### Problem details
Repeat each record below exactly, dropping the pictures.

--- Data extracts ---

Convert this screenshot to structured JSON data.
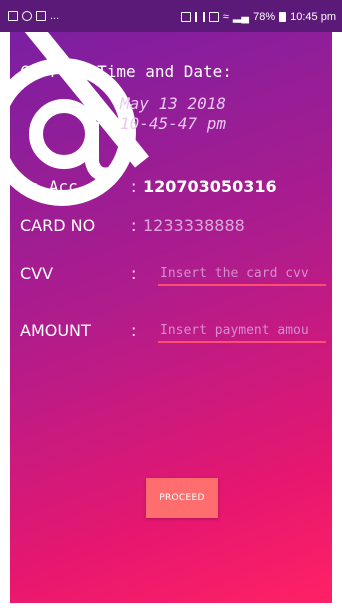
{
  "status_bar": {
    "left_icons": [
      "image-icon",
      "at-icon",
      "image-icon"
    ],
    "overflow_text": "...",
    "battery": "78%",
    "time": "10:45 pm"
  },
  "header": {
    "title": "Current Time and Date:",
    "date": "May 13 2018",
    "time": "10-45-47 pm"
  },
  "form": {
    "to_acc": {
      "label": "To Acc",
      "colon": ":",
      "value": "120703050316"
    },
    "card_no": {
      "label": "CARD NO",
      "colon": ":",
      "value": "1233338888"
    },
    "cvv": {
      "label": "CVV",
      "colon": ":",
      "placeholder": "Insert the card cvv"
    },
    "amount": {
      "label": "AMOUNT",
      "colon": ":",
      "placeholder": "Insert payment amou"
    }
  },
  "proceed_label": "PROCEED",
  "colors": {
    "status_bar": "#5b1a78",
    "gradient_start": "#7b1fa2",
    "gradient_end": "#ff2165",
    "underline": "#ff4d6d",
    "button": "#ff6e6e"
  }
}
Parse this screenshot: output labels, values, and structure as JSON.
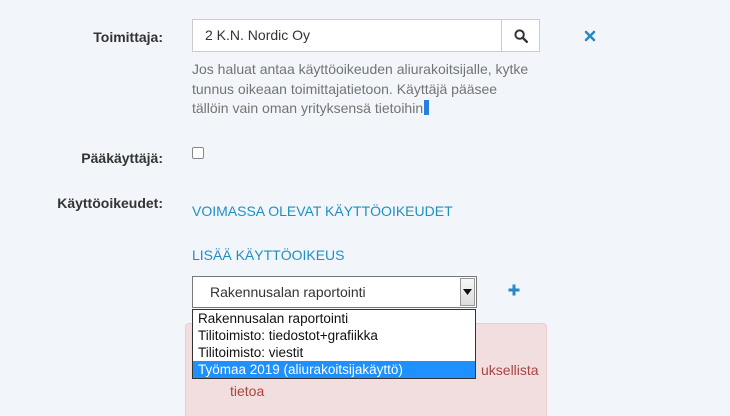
{
  "supplier": {
    "label": "Toimittaja:",
    "value": "2 K.N. Nordic Oy",
    "help": "Jos haluat antaa käyttöoikeuden aliurakoitsijalle, kytke tunnus oikeaan toimittajatietoon. Käyttäjä pääsee tällöin vain oman yrityksensä tietoihin"
  },
  "admin": {
    "label": "Pääkäyttäjä:",
    "checked": false
  },
  "rights": {
    "label": "Käyttöoikeudet:",
    "current_link": "VOIMASSA OLEVAT KÄYTTÖOIKEUDET",
    "add_link": "LISÄÄ KÄYTTÖOIKEUS",
    "select_value": "Rakennusalan raportointi",
    "options": [
      "Rakennusalan raportointi",
      "Tilitoimisto: tiedostot+grafiikka",
      "Tilitoimisto: viestit",
      "Työmaa 2019 (aliurakoitsijakäyttö)"
    ],
    "highlighted_option": "Työmaa 2019 (aliurakoitsijakäyttö)"
  },
  "alert": {
    "text_tail": "uksellista",
    "text_line2": "tietoa"
  },
  "icons": {
    "search": "search-icon",
    "clear": "close-icon",
    "add": "plus-icon",
    "dropdown": "chevron-down-icon"
  },
  "colors": {
    "link": "#1f8fc2",
    "alert_bg": "#f2dede",
    "alert_text": "#a94442",
    "highlight": "#1e90ff"
  }
}
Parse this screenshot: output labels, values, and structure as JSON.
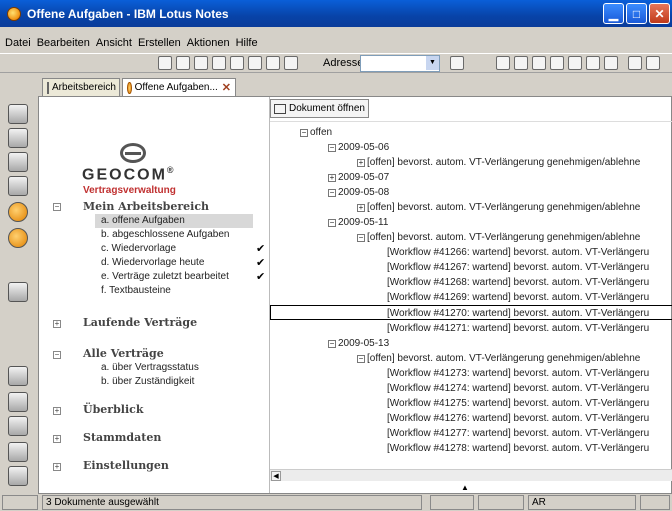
{
  "window": {
    "title": "Offene Aufgaben - IBM Lotus Notes"
  },
  "menu": [
    "Datei",
    "Bearbeiten",
    "Ansicht",
    "Erstellen",
    "Aktionen",
    "Hilfe"
  ],
  "toolbar": {
    "address_label": "Adresse",
    "address_value": ""
  },
  "tabs": [
    {
      "label": "Arbeitsbereich",
      "icon": "workspace-icon"
    },
    {
      "label": "Offene Aufgaben...",
      "icon": "task-icon"
    }
  ],
  "navigator": {
    "logo_text": "GEOCOM",
    "logo_registered": "®",
    "logo_subtitle": "Vertragsverwaltung",
    "sections": [
      {
        "title": "Mein Arbeitsbereich",
        "expanded": true,
        "items": [
          {
            "label": "a. offene Aufgaben",
            "selected": true
          },
          {
            "label": "b. abgeschlossene Aufgaben",
            "checked": true
          },
          {
            "label": "c. Wiedervorlage",
            "checked": true
          },
          {
            "label": "d. Wiedervorlage heute",
            "checked": true
          },
          {
            "label": "e. Verträge zuletzt bearbeitet"
          },
          {
            "label": "f. Textbausteine"
          }
        ]
      },
      {
        "title": "Laufende Verträge",
        "expanded": false
      },
      {
        "title": "Alle Verträge",
        "expanded": true,
        "items": [
          {
            "label": "a. über Vertragsstatus"
          },
          {
            "label": "b. über Zuständigkeit"
          }
        ]
      },
      {
        "title": "Überblick",
        "expanded": false
      },
      {
        "title": "Stammdaten",
        "expanded": false
      },
      {
        "title": "Einstellungen",
        "expanded": false
      }
    ]
  },
  "view": {
    "open_button": "Dokument öffnen",
    "rows": [
      {
        "text": "offen",
        "toggle": "minus"
      },
      {
        "text": "2009-05-06",
        "toggle": "minus"
      },
      {
        "text": "[offen] bevorst. autom. VT-Verlängerung genehmigen/ablehne",
        "toggle": "plus"
      },
      {
        "text": "2009-05-07",
        "toggle": "plus"
      },
      {
        "text": "2009-05-08",
        "toggle": "minus"
      },
      {
        "text": "[offen] bevorst. autom. VT-Verlängerung genehmigen/ablehne",
        "toggle": "plus"
      },
      {
        "text": "2009-05-11",
        "toggle": "minus"
      },
      {
        "text": "[offen] bevorst. autom. VT-Verlängerung genehmigen/ablehne",
        "toggle": "minus"
      },
      {
        "text": "[Workflow #41266: wartend] bevorst. autom. VT-Verlängeru"
      },
      {
        "text": "[Workflow #41267: wartend] bevorst. autom. VT-Verlängeru"
      },
      {
        "text": "[Workflow #41268: wartend] bevorst. autom. VT-Verlängeru"
      },
      {
        "text": "[Workflow #41269: wartend] bevorst. autom. VT-Verlängeru"
      },
      {
        "text": "[Workflow #41270: wartend] bevorst. autom. VT-Verlängeru",
        "focused": true
      },
      {
        "text": "[Workflow #41271: wartend] bevorst. autom. VT-Verlängeru"
      },
      {
        "text": "2009-05-13",
        "toggle": "minus"
      },
      {
        "text": "[offen] bevorst. autom. VT-Verlängerung genehmigen/ablehne",
        "toggle": "minus"
      },
      {
        "text": "[Workflow #41273: wartend] bevorst. autom. VT-Verlängeru"
      },
      {
        "text": "[Workflow #41274: wartend] bevorst. autom. VT-Verlängeru"
      },
      {
        "text": "[Workflow #41275: wartend] bevorst. autom. VT-Verlängeru"
      },
      {
        "text": "[Workflow #41276: wartend] bevorst. autom. VT-Verlängeru"
      },
      {
        "text": "[Workflow #41277: wartend] bevorst. autom. VT-Verlängeru"
      },
      {
        "text": "[Workflow #41278: wartend] bevorst. autom. VT-Verlängeru"
      }
    ]
  },
  "status": {
    "selection": "3 Dokumente ausgewählt",
    "location": "AR"
  }
}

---

### Answer section
Convert this screenshot to structured JSON data.
{
  "status_bar": {
    "left_icons": [
      "image-icon",
      "at-icon",
      "image-icon"
    ],
    "overflow_text": "...",
    "battery": "78%",
    "time": "10:45 pm"
  },
  "header": {
    "title": "Current Time and Date:",
    "date": "May 13 2018",
    "time": "10-45-47 pm"
  },
  "form": {
    "to_acc": {
      "label": "To Acc",
      "colon": ":",
      "value": "120703050316"
    },
    "card_no": {
      "label": "CARD NO",
      "colon": ":",
      "value": "1233338888"
    },
    "cvv": {
      "label": "CVV",
      "colon": ":",
      "placeholder": "Insert the card cvv"
    },
    "amount": {
      "label": "AMOUNT",
      "colon": ":",
      "placeholder": "Insert payment amou"
    }
  },
  "proceed_label": "PROCEED",
  "colors": {
    "status_bar": "#5b1a78",
    "gradient_start": "#7b1fa2",
    "gradient_end": "#ff2165",
    "underline": "#ff4d6d",
    "button": "#ff6e6e"
  }
}
Parse this screenshot: output labels, values, and structure as JSON.
{
  "supplier": {
    "label": "Toimittaja:",
    "value": "2 K.N. Nordic Oy",
    "help": "Jos haluat antaa käyttöoikeuden aliurakoitsijalle, kytke tunnus oikeaan toimittajatietoon. Käyttäjä pääsee tällöin vain oman yrityksensä tietoihin"
  },
  "admin": {
    "label": "Pääkäyttäjä:",
    "checked": false
  },
  "rights": {
    "label": "Käyttöoikeudet:",
    "current_link": "VOIMASSA OLEVAT KÄYTTÖOIKEUDET",
    "add_link": "LISÄÄ KÄYTTÖOIKEUS",
    "select_value": "Rakennusalan raportointi",
    "options": [
      "Rakennusalan raportointi",
      "Tilitoimisto: tiedostot+grafiikka",
      "Tilitoimisto: viestit",
      "Työmaa 2019 (aliurakoitsijakäyttö)"
    ],
    "highlighted_option": "Työmaa 2019 (aliurakoitsijakäyttö)"
  },
  "alert": {
    "text_tail": "uksellista",
    "text_line2": "tietoa"
  },
  "icons": {
    "search": "search-icon",
    "clear": "close-icon",
    "add": "plus-icon",
    "dropdown": "chevron-down-icon"
  },
  "colors": {
    "link": "#1f8fc2",
    "alert_bg": "#f2dede",
    "alert_text": "#a94442",
    "highlight": "#1e90ff"
  }
}
Parse this screenshot: output labels, values, and structure as JSON.
{
  "window": {
    "title": "Offene Aufgaben - IBM Lotus Notes"
  },
  "menu": [
    "Datei",
    "Bearbeiten",
    "Ansicht",
    "Erstellen",
    "Aktionen",
    "Hilfe"
  ],
  "toolbar": {
    "address_label": "Adresse",
    "address_value": ""
  },
  "tabs": [
    {
      "label": "Arbeitsbereich",
      "icon": "workspace-icon"
    },
    {
      "label": "Offene Aufgaben...",
      "icon": "task-icon"
    }
  ],
  "navigator": {
    "logo_text": "GEOCOM",
    "logo_registered": "®",
    "logo_subtitle": "Vertragsverwaltung",
    "sections": [
      {
        "title": "Mein Arbeitsbereich",
        "expanded": true,
        "items": [
          {
            "label": "a. offene Aufgaben",
            "selected": true
          },
          {
            "label": "b. abgeschlossene Aufgaben",
            "checked": true
          },
          {
            "label": "c. Wiedervorlage",
            "checked": true
          },
          {
            "label": "d. Wiedervorlage heute",
            "checked": true
          },
          {
            "label": "e. Verträge zuletzt bearbeitet"
          },
          {
            "label": "f. Textbausteine"
          }
        ]
      },
      {
        "title": "Laufende Verträge",
        "expanded": false
      },
      {
        "title": "Alle Verträge",
        "expanded": true,
        "items": [
          {
            "label": "a. über Vertragsstatus"
          },
          {
            "label": "b. über Zuständigkeit"
          }
        ]
      },
      {
        "title": "Überblick",
        "expanded": false
      },
      {
        "title": "Stammdaten",
        "expanded": false
      },
      {
        "title": "Einstellungen",
        "expanded": false
      }
    ]
  },
  "view": {
    "open_button": "Dokument öffnen",
    "rows": [
      {
        "text": "offen",
        "toggle": "minus"
      },
      {
        "text": "2009-05-06",
        "toggle": "minus"
      },
      {
        "text": "[offen] bevorst. autom. VT-Verlängerung genehmigen/ablehne",
        "toggle": "plus"
      },
      {
        "text": "2009-05-07",
        "toggle": "plus"
      },
      {
        "text": "2009-05-08",
        "toggle": "minus"
      },
      {
        "text": "[offen] bevorst. autom. VT-Verlängerung genehmigen/ablehne",
        "toggle": "plus"
      },
      {
        "text": "2009-05-11",
        "toggle": "minus"
      },
      {
        "text": "[offen] bevorst. autom. VT-Verlängerung genehmigen/ablehne",
        "toggle": "minus"
      },
      {
        "text": "[Workflow #41266: wartend] bevorst. autom. VT-Verlängeru"
      },
      {
        "text": "[Workflow #41267: wartend] bevorst. autom. VT-Verlängeru"
      },
      {
        "text": "[Workflow #41268: wartend] bevorst. autom. VT-Verlängeru"
      },
      {
        "text": "[Workflow #41269: wartend] bevorst. autom. VT-Verlängeru"
      },
      {
        "text": "[Workflow #41270: wartend] bevorst. autom. VT-Verlängeru",
        "focused": true
      },
      {
        "text": "[Workflow #41271: wartend] bevorst. autom. VT-Verlängeru"
      },
      {
        "text": "2009-05-13",
        "toggle": "minus"
      },
      {
        "text": "[offen] bevorst. autom. VT-Verlängerung genehmigen/ablehne",
        "toggle": "minus"
      },
      {
        "text": "[Workflow #41273: wartend] bevorst. autom. VT-Verlängeru"
      },
      {
        "text": "[Workflow #41274: wartend] bevorst. autom. VT-Verlängeru"
      },
      {
        "text": "[Workflow #41275: wartend] bevorst. autom. VT-Verlängeru"
      },
      {
        "text": "[Workflow #41276: wartend] bevorst. autom. VT-Verlängeru"
      },
      {
        "text": "[Workflow #41277: wartend] bevorst. autom. VT-Verlängeru"
      },
      {
        "text": "[Workflow #41278: wartend] bevorst. autom. VT-Verlängeru"
      }
    ]
  },
  "status": {
    "selection": "3 Dokumente ausgewählt",
    "location": "AR"
  }
}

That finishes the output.